___ Data provided ___

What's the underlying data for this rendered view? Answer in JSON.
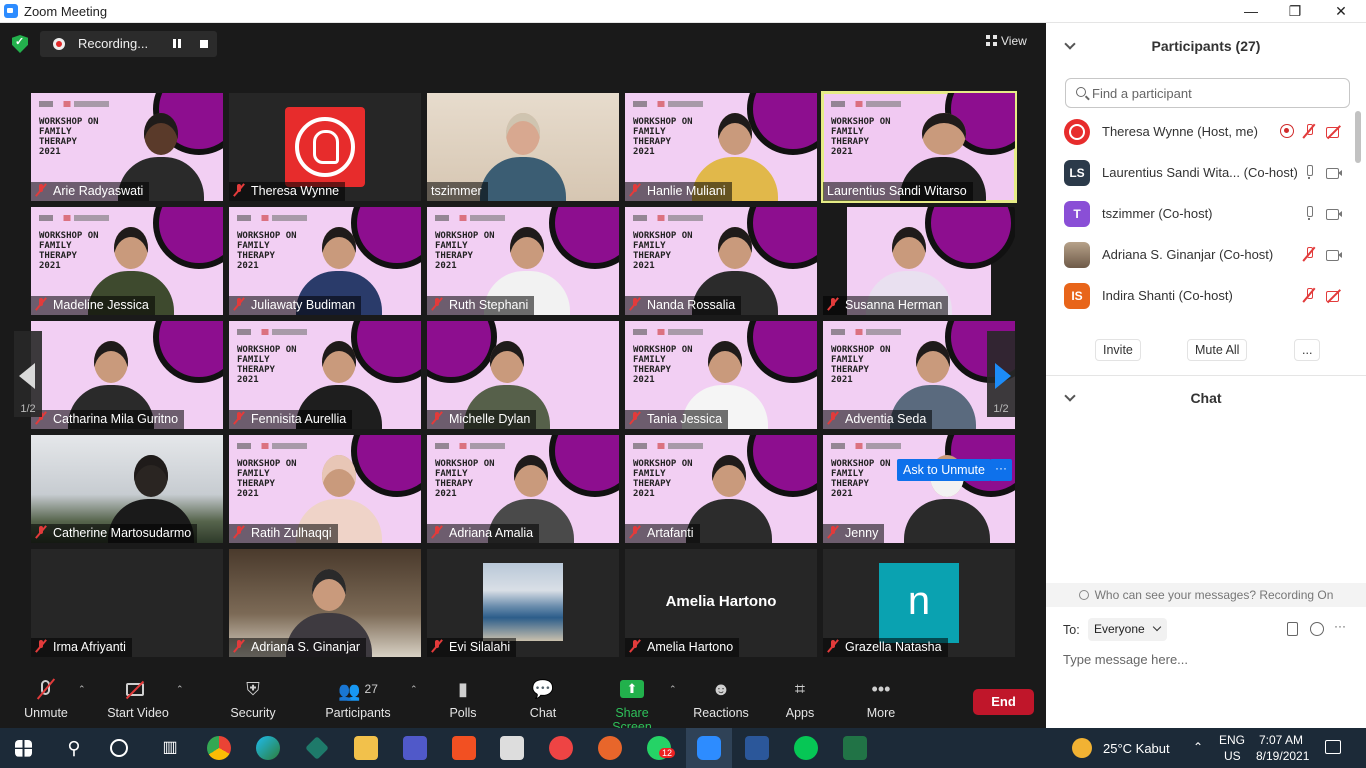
{
  "window": {
    "title": "Zoom Meeting",
    "controls": [
      "—",
      "❐",
      "✕"
    ]
  },
  "topbar": {
    "recording_label": "Recording...",
    "view_label": "View"
  },
  "gallery": {
    "page_indicator": "1/2",
    "ask_to_unmute": "Ask to Unmute",
    "ask_more": "···",
    "workshop_text": "WORKSHOP ON FAMILY THERAPY 2021",
    "tiles": [
      {
        "name": "Arie Radyaswati"
      },
      {
        "name": "Theresa Wynne"
      },
      {
        "name": "tszimmer"
      },
      {
        "name": "Hanlie Muliani"
      },
      {
        "name": "Laurentius Sandi Witarso"
      },
      {
        "name": "Madeline Jessica"
      },
      {
        "name": "Juliawaty Budiman"
      },
      {
        "name": "Ruth Stephani"
      },
      {
        "name": "Nanda Rossalia"
      },
      {
        "name": "Susanna Herman"
      },
      {
        "name": "Catharina Mila Guritno"
      },
      {
        "name": "Fennisita Aurellia"
      },
      {
        "name": "Michelle Dylan"
      },
      {
        "name": "Tania Jessica"
      },
      {
        "name": "Adventia Seda"
      },
      {
        "name": "Catherine Martosudarmo"
      },
      {
        "name": "Ratih Zulhaqqi"
      },
      {
        "name": "Adriana Amalia"
      },
      {
        "name": "Artafanti"
      },
      {
        "name": "Jenny"
      },
      {
        "name": "Irma Afriyanti"
      },
      {
        "name": "Adriana S. Ginanjar"
      },
      {
        "name": "Evi Silalahi"
      },
      {
        "name": "Amelia Hartono",
        "center_name": "Amelia Hartono"
      },
      {
        "name": "Grazella Natasha",
        "avatar_letter": "n"
      }
    ]
  },
  "toolbar": {
    "unmute": "Unmute",
    "start_video": "Start Video",
    "security": "Security",
    "participants": "Participants",
    "participants_count": "27",
    "polls": "Polls",
    "chat": "Chat",
    "share_screen": "Share Screen",
    "reactions": "Reactions",
    "apps": "Apps",
    "more": "More",
    "end": "End"
  },
  "participants_panel": {
    "title": "Participants (27)",
    "search_placeholder": "Find a participant",
    "list": [
      {
        "name": "Theresa Wynne (Host, me)",
        "initials": "",
        "avatar_color": "#e72c2c"
      },
      {
        "name": "Laurentius Sandi Wita...  (Co-host)",
        "initials": "LS",
        "avatar_color": "#2b3a4a"
      },
      {
        "name": "tszimmer (Co-host)",
        "initials": "T",
        "avatar_color": "#8a4fd6"
      },
      {
        "name": "Adriana S. Ginanjar (Co-host)",
        "initials": "",
        "avatar_color": "#8a7a6a"
      },
      {
        "name": "Indira Shanti (Co-host)",
        "initials": "IS",
        "avatar_color": "#e8651a"
      }
    ],
    "invite": "Invite",
    "mute_all": "Mute All",
    "more": "..."
  },
  "chat_panel": {
    "title": "Chat",
    "info": "Who can see your messages? Recording On",
    "to_label": "To:",
    "to_value": "Everyone",
    "input_placeholder": "Type message here..."
  },
  "taskbar": {
    "weather": "25°C  Kabut",
    "language_1": "ENG",
    "language_2": "US",
    "time": "7:07 AM",
    "date": "8/19/2021",
    "whatsapp_badge": "12"
  }
}
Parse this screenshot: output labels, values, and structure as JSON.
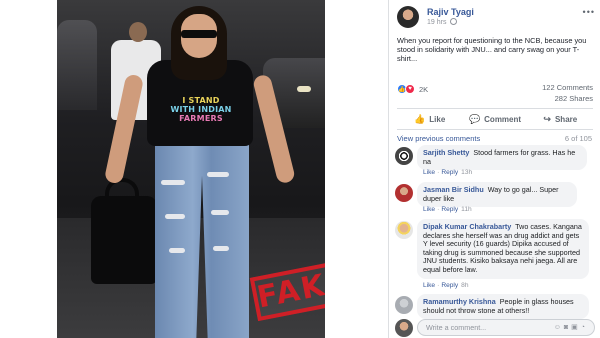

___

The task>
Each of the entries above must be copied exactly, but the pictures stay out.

Answer for this exercise>
What's the underlying data for this rendered view? Answer in JSON.
{
  "window": {
    "title": "Zoom Meeting",
    "controls": [
      "—",
      "❐",
      "✕"
    ]
  },
  "topbar": {
    "recording_label": "Recording...",
    "view_label": "View"
  },
  "gallery": {
    "page_indicator": "1/2",
    "ask_to_unmute": "Ask to Unmute",
    "ask_more": "···",
    "workshop_text": "WORKSHOP ON FAMILY THERAPY 2021",
    "tiles": [
      {
        "name": "Arie Radyaswati"
      },
      {
        "name": "Theresa Wynne"
      },
      {
        "name": "tszimmer"
      },
      {
        "name": "Hanlie Muliani"
      },
      {
        "name": "Laurentius Sandi Witarso"
      },
      {
        "name": "Madeline Jessica"
      },
      {
        "name": "Juliawaty Budiman"
      },
      {
        "name": "Ruth Stephani"
      },
      {
        "name": "Nanda Rossalia"
      },
      {
        "name": "Susanna Herman"
      },
      {
        "name": "Catharina Mila Guritno"
      },
      {
        "name": "Fennisita Aurellia"
      },
      {
        "name": "Michelle Dylan"
      },
      {
        "name": "Tania Jessica"
      },
      {
        "name": "Adventia Seda"
      },
      {
        "name": "Catherine Martosudarmo"
      },
      {
        "name": "Ratih Zulhaqqi"
      },
      {
        "name": "Adriana Amalia"
      },
      {
        "name": "Artafanti"
      },
      {
        "name": "Jenny"
      },
      {
        "name": "Irma Afriyanti"
      },
      {
        "name": "Adriana S. Ginanjar"
      },
      {
        "name": "Evi Silalahi"
      },
      {
        "name": "Amelia Hartono",
        "center_name": "Amelia Hartono"
      },
      {
        "name": "Grazella Natasha",
        "avatar_letter": "n"
      }
    ]
  },
  "toolbar": {
    "unmute": "Unmute",
    "start_video": "Start Video",
    "security": "Security",
    "participants": "Participants",
    "participants_count": "27",
    "polls": "Polls",
    "chat": "Chat",
    "share_screen": "Share Screen",
    "reactions": "Reactions",
    "apps": "Apps",
    "more": "More",
    "end": "End"
  },
  "participants_panel": {
    "title": "Participants (27)",
    "search_placeholder": "Find a participant",
    "list": [
      {
        "name": "Theresa Wynne (Host, me)",
        "initials": "",
        "avatar_color": "#e72c2c"
      },
      {
        "name": "Laurentius Sandi Wita...  (Co-host)",
        "initials": "LS",
        "avatar_color": "#2b3a4a"
      },
      {
        "name": "tszimmer (Co-host)",
        "initials": "T",
        "avatar_color": "#8a4fd6"
      },
      {
        "name": "Adriana S. Ginanjar (Co-host)",
        "initials": "",
        "avatar_color": "#8a7a6a"
      },
      {
        "name": "Indira Shanti (Co-host)",
        "initials": "IS",
        "avatar_color": "#e8651a"
      }
    ],
    "invite": "Invite",
    "mute_all": "Mute All",
    "more": "..."
  },
  "chat_panel": {
    "title": "Chat",
    "info": "Who can see your messages? Recording On",
    "to_label": "To:",
    "to_value": "Everyone",
    "input_placeholder": "Type message here..."
  },
  "taskbar": {
    "weather": "25°C  Kabut",
    "language_1": "ENG",
    "language_2": "US",
    "time": "7:07 AM",
    "date": "8/19/2021",
    "whatsapp_badge": "12"
  }
}
Parse this screenshot: output labels, values, and structure as JSON.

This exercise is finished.